The Improved Howland current pump is a circuit that uses a difference amplifier to impose a voltage across a shunt resistor, creating a voltage-controlled current source capable of driving a wide range of load resistances. This versatility of this design can be useful in many applications that require a current source capable of bipolar (source or sink) operation. Part of the versatility is the ability to make small alterations to the design that improves the overall performance of the circuit. This article analyzes a few Improved Howland current pump configurations and provides recommendations on how to enhance performance.

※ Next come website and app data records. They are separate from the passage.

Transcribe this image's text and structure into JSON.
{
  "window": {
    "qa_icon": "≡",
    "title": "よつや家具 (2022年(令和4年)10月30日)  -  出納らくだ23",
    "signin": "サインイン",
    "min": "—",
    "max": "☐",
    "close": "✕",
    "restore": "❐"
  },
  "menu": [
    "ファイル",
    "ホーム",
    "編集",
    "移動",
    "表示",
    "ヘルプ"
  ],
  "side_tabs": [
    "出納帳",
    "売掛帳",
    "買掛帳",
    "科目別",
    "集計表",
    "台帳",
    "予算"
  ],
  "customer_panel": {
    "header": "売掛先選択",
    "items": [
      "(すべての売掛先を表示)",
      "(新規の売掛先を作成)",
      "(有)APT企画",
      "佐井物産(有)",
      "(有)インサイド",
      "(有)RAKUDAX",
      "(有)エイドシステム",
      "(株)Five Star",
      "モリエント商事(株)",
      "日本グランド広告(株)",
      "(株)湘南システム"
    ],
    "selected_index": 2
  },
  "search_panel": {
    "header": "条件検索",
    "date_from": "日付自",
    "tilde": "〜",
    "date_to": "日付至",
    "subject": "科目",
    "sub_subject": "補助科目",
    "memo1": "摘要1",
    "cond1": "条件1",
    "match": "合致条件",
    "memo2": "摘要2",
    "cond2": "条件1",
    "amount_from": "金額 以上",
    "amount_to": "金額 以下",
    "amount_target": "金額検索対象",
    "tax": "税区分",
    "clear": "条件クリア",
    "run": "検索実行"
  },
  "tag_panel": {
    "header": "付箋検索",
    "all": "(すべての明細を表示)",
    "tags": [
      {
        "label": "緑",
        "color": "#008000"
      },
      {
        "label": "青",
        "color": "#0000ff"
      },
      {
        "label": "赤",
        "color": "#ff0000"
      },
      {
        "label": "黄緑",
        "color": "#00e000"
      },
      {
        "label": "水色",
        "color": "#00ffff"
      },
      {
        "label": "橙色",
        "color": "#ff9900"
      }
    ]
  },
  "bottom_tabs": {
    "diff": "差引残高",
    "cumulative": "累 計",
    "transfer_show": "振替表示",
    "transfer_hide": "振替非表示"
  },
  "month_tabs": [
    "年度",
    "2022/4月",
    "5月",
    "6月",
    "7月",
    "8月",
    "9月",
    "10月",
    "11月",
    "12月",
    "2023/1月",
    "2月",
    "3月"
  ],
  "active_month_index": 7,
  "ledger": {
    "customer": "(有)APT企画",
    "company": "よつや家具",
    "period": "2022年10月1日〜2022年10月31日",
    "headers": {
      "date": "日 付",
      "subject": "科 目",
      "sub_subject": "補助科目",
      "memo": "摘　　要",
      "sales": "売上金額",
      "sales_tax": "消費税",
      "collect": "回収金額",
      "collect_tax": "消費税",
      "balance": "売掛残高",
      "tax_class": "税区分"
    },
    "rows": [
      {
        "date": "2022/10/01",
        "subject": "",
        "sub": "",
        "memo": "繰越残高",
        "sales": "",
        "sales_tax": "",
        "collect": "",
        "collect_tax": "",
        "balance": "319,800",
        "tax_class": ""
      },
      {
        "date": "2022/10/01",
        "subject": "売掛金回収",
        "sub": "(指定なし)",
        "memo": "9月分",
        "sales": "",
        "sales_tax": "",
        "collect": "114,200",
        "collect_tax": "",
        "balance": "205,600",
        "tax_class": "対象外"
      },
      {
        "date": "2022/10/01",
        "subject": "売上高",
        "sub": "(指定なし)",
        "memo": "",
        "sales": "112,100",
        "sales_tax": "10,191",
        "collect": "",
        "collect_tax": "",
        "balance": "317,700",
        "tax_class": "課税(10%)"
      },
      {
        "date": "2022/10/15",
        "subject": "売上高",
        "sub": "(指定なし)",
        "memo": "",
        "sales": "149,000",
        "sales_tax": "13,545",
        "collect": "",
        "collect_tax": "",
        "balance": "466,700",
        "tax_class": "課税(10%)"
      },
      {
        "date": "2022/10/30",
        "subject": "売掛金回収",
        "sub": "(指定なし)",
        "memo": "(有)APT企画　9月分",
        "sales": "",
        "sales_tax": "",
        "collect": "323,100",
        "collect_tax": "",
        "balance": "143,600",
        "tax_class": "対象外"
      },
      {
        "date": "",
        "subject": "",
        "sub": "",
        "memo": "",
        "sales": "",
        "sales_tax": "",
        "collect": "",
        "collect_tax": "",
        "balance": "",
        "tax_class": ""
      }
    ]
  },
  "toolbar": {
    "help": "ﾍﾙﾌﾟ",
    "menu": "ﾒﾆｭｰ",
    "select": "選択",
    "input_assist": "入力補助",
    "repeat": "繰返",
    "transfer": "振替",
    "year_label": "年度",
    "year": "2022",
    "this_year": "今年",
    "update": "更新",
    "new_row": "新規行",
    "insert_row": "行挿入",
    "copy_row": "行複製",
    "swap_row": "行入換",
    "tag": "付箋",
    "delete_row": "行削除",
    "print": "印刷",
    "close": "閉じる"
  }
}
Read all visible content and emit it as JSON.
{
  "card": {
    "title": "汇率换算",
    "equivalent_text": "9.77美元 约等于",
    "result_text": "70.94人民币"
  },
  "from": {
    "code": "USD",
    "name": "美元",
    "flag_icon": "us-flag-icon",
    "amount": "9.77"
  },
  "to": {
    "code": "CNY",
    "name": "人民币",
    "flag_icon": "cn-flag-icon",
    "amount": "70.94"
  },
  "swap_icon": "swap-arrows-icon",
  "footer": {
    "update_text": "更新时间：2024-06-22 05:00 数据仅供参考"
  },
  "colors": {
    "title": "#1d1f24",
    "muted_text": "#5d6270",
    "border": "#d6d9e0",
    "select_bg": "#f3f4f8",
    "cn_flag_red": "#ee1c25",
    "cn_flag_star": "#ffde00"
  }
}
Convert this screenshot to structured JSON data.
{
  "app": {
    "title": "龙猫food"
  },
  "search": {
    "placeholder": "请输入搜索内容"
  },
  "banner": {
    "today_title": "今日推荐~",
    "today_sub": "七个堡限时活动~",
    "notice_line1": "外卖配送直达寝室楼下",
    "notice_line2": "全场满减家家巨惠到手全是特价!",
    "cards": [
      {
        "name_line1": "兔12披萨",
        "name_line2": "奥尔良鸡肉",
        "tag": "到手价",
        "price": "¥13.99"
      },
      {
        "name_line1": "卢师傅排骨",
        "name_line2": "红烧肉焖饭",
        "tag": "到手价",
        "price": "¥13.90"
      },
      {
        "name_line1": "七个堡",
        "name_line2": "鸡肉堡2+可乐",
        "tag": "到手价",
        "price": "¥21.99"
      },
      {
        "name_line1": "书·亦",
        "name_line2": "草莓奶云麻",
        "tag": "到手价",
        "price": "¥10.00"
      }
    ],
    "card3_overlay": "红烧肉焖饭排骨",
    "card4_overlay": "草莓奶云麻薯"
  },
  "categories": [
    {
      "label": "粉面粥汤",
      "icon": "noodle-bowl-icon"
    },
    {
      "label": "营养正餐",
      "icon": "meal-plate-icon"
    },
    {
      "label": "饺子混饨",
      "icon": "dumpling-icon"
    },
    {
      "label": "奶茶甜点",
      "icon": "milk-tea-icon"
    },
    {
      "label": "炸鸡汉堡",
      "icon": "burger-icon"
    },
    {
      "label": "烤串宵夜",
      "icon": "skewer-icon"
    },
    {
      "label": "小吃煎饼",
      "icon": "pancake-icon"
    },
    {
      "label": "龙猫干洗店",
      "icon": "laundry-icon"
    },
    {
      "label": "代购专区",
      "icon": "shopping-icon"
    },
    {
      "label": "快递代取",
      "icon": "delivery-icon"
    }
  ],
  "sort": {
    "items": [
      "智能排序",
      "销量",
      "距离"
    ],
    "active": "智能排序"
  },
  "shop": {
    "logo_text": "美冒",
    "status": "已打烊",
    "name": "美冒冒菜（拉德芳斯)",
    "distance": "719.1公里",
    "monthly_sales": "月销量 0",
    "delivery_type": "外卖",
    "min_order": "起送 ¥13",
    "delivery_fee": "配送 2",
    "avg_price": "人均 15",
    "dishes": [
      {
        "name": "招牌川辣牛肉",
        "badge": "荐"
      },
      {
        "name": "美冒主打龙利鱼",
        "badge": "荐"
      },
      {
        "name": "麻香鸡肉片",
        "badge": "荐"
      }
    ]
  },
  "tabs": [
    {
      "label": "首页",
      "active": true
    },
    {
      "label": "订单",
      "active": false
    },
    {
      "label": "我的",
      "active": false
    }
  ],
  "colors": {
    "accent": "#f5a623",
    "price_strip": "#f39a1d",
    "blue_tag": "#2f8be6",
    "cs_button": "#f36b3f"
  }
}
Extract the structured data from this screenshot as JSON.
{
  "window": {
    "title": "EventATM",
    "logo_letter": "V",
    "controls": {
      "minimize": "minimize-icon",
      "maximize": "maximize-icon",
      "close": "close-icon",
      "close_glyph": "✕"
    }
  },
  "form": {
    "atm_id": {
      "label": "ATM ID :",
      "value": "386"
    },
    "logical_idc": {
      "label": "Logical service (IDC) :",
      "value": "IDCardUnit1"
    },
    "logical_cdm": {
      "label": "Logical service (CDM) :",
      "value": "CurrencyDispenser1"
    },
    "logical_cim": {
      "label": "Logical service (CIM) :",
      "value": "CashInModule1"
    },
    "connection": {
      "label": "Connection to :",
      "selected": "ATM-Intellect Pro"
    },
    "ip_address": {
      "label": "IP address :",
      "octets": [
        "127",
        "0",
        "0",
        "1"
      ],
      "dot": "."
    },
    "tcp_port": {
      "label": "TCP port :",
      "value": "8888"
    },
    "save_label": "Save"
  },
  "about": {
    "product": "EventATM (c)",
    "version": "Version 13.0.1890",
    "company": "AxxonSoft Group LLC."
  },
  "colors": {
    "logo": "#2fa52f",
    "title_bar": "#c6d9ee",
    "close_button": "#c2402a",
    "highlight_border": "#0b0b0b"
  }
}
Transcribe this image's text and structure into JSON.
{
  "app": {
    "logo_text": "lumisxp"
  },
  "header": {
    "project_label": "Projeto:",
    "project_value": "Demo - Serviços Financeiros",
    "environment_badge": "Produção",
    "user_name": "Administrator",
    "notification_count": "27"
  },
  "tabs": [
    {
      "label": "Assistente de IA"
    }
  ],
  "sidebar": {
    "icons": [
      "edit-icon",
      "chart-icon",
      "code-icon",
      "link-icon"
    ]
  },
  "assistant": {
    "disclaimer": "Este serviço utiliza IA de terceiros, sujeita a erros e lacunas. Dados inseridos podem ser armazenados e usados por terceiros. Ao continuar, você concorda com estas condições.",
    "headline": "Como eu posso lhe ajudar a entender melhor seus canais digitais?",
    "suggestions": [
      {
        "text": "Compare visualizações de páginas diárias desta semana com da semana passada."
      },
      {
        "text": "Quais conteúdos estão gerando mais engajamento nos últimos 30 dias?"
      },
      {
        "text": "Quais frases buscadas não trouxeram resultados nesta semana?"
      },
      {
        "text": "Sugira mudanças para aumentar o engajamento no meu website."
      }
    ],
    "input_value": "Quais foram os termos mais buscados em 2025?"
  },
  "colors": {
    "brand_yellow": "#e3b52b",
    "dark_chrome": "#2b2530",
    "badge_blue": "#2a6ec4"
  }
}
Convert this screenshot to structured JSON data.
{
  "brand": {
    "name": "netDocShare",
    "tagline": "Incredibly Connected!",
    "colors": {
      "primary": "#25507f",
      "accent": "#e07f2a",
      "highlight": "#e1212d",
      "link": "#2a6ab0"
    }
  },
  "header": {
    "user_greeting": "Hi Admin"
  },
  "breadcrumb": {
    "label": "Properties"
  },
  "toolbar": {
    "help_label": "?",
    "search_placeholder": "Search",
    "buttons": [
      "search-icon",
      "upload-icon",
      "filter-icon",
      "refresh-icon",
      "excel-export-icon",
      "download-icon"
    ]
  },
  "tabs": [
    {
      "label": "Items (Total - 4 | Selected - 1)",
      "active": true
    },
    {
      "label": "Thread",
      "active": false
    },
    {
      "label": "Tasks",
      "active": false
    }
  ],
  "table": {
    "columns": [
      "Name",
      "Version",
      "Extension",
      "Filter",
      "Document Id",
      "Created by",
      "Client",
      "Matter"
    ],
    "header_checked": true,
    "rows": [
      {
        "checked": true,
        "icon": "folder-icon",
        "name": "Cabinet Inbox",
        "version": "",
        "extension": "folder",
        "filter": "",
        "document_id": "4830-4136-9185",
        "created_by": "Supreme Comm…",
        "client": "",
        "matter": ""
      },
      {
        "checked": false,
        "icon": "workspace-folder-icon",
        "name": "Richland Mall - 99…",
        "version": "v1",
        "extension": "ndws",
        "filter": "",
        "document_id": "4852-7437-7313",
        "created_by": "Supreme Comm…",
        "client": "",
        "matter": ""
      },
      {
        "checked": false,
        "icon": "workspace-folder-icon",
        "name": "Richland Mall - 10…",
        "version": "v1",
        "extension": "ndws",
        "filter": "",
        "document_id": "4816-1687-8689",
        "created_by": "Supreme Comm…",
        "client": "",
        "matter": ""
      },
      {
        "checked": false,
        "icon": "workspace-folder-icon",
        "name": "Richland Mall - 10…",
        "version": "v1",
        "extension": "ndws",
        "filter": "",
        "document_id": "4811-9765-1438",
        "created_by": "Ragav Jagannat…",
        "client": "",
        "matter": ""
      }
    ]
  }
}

A common goal of these designs is to create a high-output impedance current source that can source or sink approximately 25 mA of current while employing the Improved Howland current pump topology. Analysis is done on four different configurations and some benefits and disadvantages of each configuration is discussed. Depending on design requirements, one configuration can be more appropriate than another for a specific application. Take precautions when driving reactive loads in an Improved Howland current pump circuit. Additionally, some loads can cause the circuit to become unstable due to insufficient phase margin. Only resistive loads are discussed in this article.